Henry VIII's father, Henry VII, wasn't a very popular king. The primary goal of his government was to amass riches in order to solidify the ultimate power of the monarchy. In achieving this end, his financial council essentially stole money from subjects under the pretext of various taxes and fees. Two of the most powerful men on this council were Edmund Dudley and Sir Richard Empson. These two men became symbols of the financial looting that infused the rule of Henry VII.
The people of England despised these men who were held responsible for Henry VII's policies. Immediately upon the death of Henry VII and succession of Henry VIII, the new king made a move to secure his popularity and his image as a king of the people. He found shaky evidence that Dudley and Empson had been embezzling money, his court found them guilty and Henry had them beheaded. They died in public executions in 1510.

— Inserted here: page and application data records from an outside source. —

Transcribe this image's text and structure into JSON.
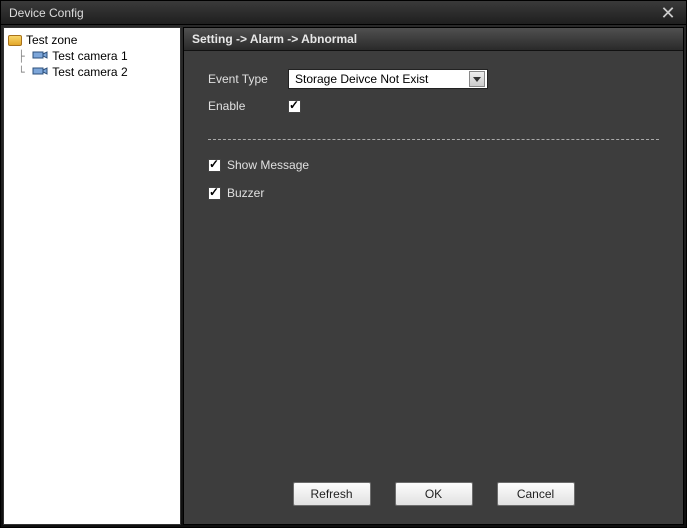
{
  "window": {
    "title": "Device Config"
  },
  "sidebar": {
    "root_label": "Test zone",
    "items": [
      {
        "label": "Test camera 1"
      },
      {
        "label": "Test camera 2"
      }
    ]
  },
  "breadcrumb": "Setting -> Alarm -> Abnormal",
  "form": {
    "event_type_label": "Event Type",
    "event_type_value": "Storage Deivce Not Exist",
    "enable_label": "Enable",
    "enable_checked": true,
    "show_message_label": "Show Message",
    "show_message_checked": true,
    "buzzer_label": "Buzzer",
    "buzzer_checked": true
  },
  "buttons": {
    "refresh": "Refresh",
    "ok": "OK",
    "cancel": "Cancel"
  }
}
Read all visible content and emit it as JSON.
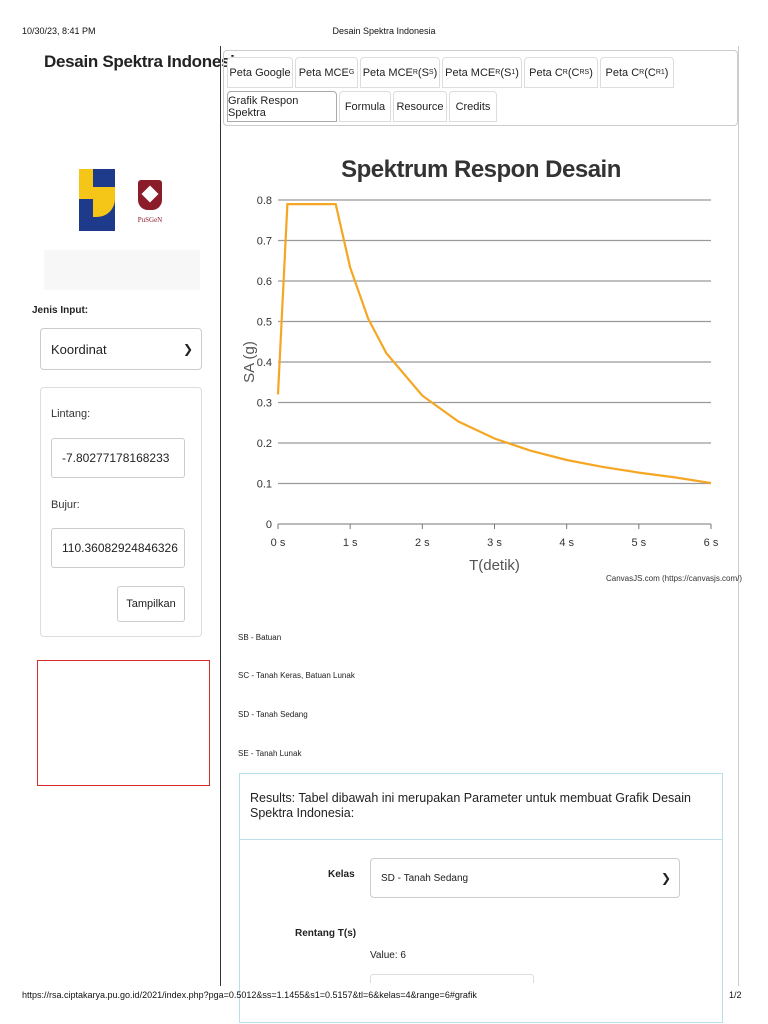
{
  "print": {
    "datetime": "10/30/23, 8:41 PM",
    "doc_title": "Desain Spektra Indonesia",
    "url": "https://rsa.ciptakarya.pu.go.id/2021/index.php?pga=0.5012&ss=1.1455&s1=0.5157&tl=6&kelas=4&range=6#grafik",
    "page": "1/2"
  },
  "sidebar": {
    "title": "Desain Spektra Indonesia",
    "logo_psg_text": "PuSGeN",
    "jenis_input_label": "Jenis Input:",
    "jenis_input_value": "Koordinat",
    "lintang_label": "Lintang:",
    "lintang_value": "-7.80277178168233",
    "bujur_label": "Bujur:",
    "bujur_value": "110.36082924846326",
    "tampilkan_label": "Tampilkan"
  },
  "tabs": {
    "google": "Peta Google",
    "mceg": "Peta MCE",
    "mceg_sub": "G",
    "mcer_ss": "Peta MCE",
    "mcer_ss_sub": "R",
    "mcer_ss_tail": " (S",
    "mcer_ss_sub2": "S",
    "mcer_s1": "Peta MCE",
    "mcer_s1_sub": "R",
    "mcer_s1_tail": " (S",
    "mcer_s1_sub2": "1",
    "crs": "Peta C",
    "crs_sub": "R",
    "crs_tail": " (C",
    "crs_sub2": "RS",
    "cr1": "Peta C",
    "cr1_sub": "R",
    "cr1_tail": " (C",
    "cr1_sub2": "R1",
    "close_paren": ")",
    "grafik": "Grafik Respon Spektra",
    "formula": "Formula",
    "resource": "Resource",
    "credits": "Credits"
  },
  "chart_data": {
    "type": "line",
    "title": "Spektrum Respon Desain",
    "xlabel": "T(detik)",
    "ylabel": "SA (g)",
    "xlim": [
      0,
      6
    ],
    "ylim": [
      0,
      0.8
    ],
    "x_ticks": [
      "0 s",
      "1 s",
      "2 s",
      "3 s",
      "4 s",
      "5 s",
      "6 s"
    ],
    "y_ticks": [
      "0",
      "0.1",
      "0.2",
      "0.3",
      "0.4",
      "0.5",
      "0.6",
      "0.7",
      "0.8"
    ],
    "grid": true,
    "color": "#f5a623",
    "series": [
      {
        "x": [
          0,
          0.13,
          0.65,
          0.8,
          1,
          1.25,
          1.5,
          2,
          2.5,
          3,
          3.5,
          4,
          4.5,
          5,
          5.5,
          6
        ],
        "y": [
          0.32,
          0.79,
          0.79,
          0.79,
          0.633,
          0.507,
          0.422,
          0.317,
          0.253,
          0.211,
          0.181,
          0.158,
          0.141,
          0.127,
          0.115,
          0.101
        ]
      }
    ],
    "credit": "CanvasJS.com (https://canvasjs.com/)"
  },
  "soil_legend": [
    "SB - Batuan",
    "SC - Tanah Keras, Batuan Lunak",
    "SD - Tanah Sedang",
    "SE - Tanah Lunak"
  ],
  "results": {
    "heading": "Results: Tabel dibawah ini merupakan Parameter untuk membuat Grafik Desain Spektra Indonesia:",
    "kelas_label": "Kelas",
    "kelas_value": "SD - Tanah Sedang",
    "rentang_label": "Rentang T(s)",
    "rentang_value": "Value: 6"
  }
}
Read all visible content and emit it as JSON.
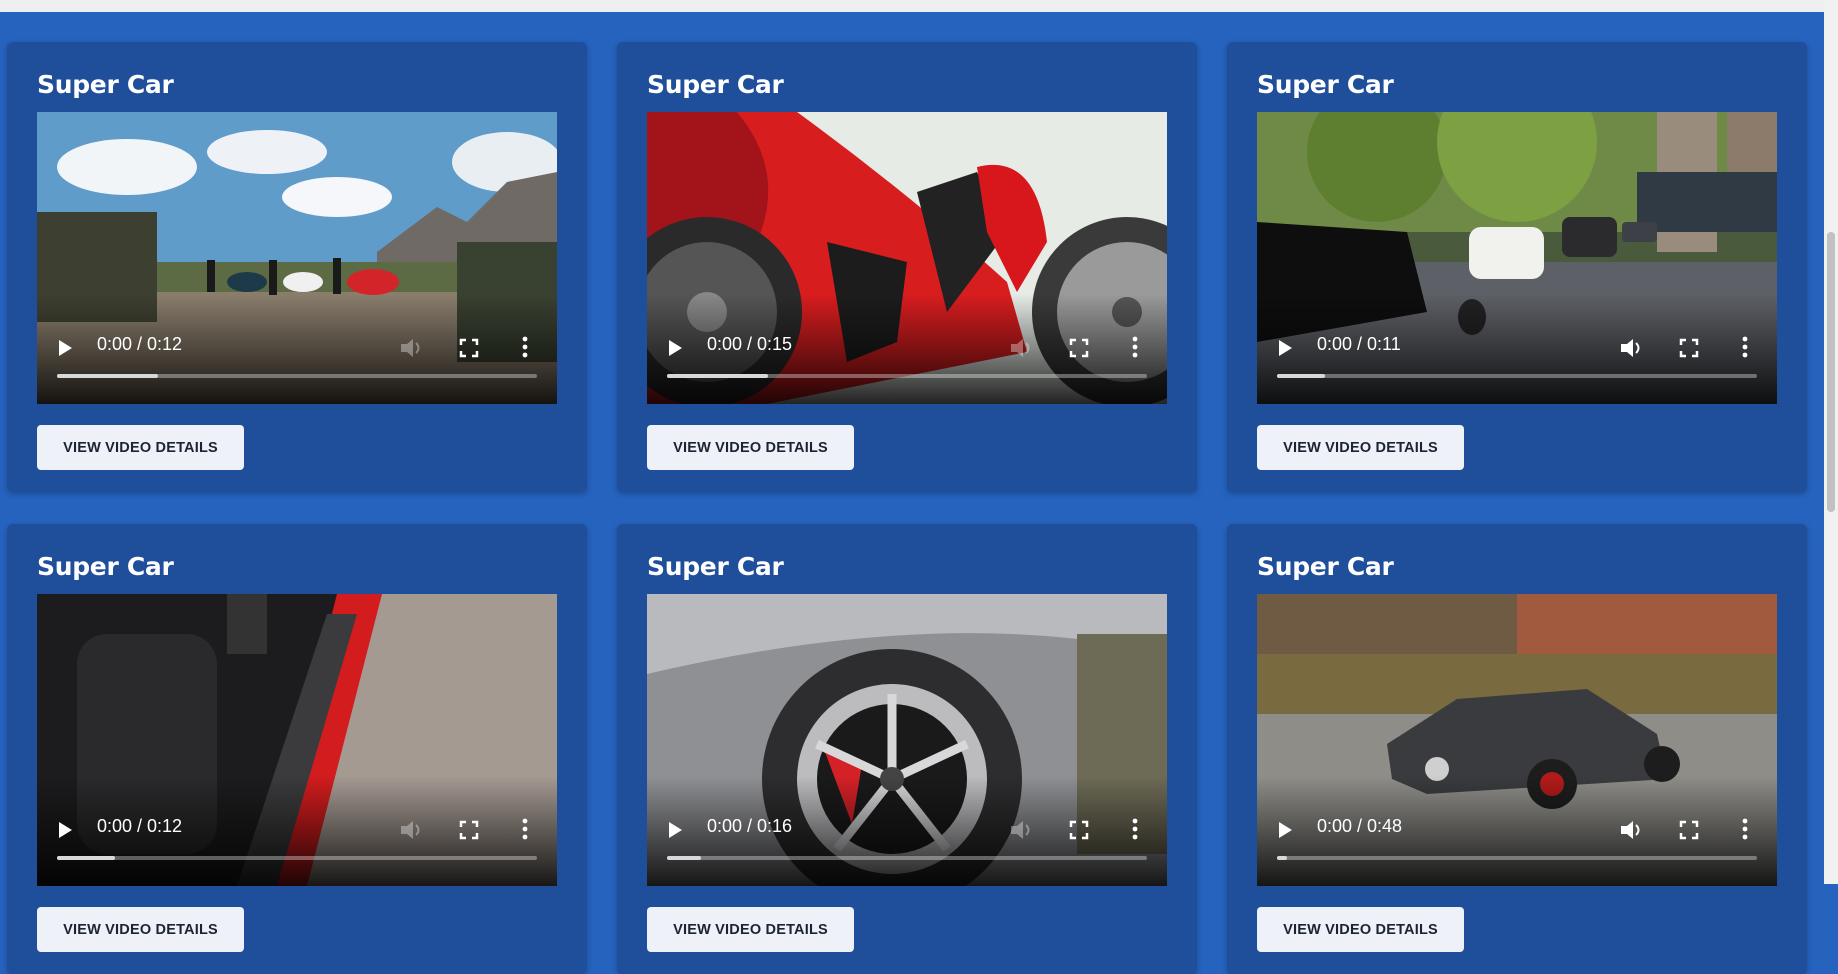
{
  "cards": [
    {
      "title": "Super Car",
      "time": "0:00 / 0:12",
      "buffered": 0.21,
      "muted": true,
      "button": "VIEW VIDEO DETAILS",
      "scene": "field"
    },
    {
      "title": "Super Car",
      "time": "0:00 / 0:15",
      "buffered": 0.21,
      "muted": true,
      "button": "VIEW VIDEO DETAILS",
      "scene": "redcar"
    },
    {
      "title": "Super Car",
      "time": "0:00 / 0:11",
      "buffered": 0.1,
      "muted": false,
      "button": "VIEW VIDEO DETAILS",
      "scene": "city"
    },
    {
      "title": "Super Car",
      "time": "0:00 / 0:12",
      "buffered": 0.12,
      "muted": true,
      "button": "VIEW VIDEO DETAILS",
      "scene": "interior"
    },
    {
      "title": "Super Car",
      "time": "0:00 / 0:16",
      "buffered": 0.07,
      "muted": true,
      "button": "VIEW VIDEO DETAILS",
      "scene": "wheel"
    },
    {
      "title": "Super Car",
      "time": "0:00 / 0:48",
      "buffered": 0.02,
      "muted": false,
      "button": "VIEW VIDEO DETAILS",
      "scene": "amg"
    }
  ],
  "colors": {
    "page_bg": "#2563bf",
    "card_bg": "#1f4e9a",
    "button_bg": "#eef1f8"
  }
}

While Henry VIII began his reign as a popular monarch, he wasn't without his powerful political enemies. The next two men on the list died because they were of royal lineage and could assert reasonable claims to Henry's throne.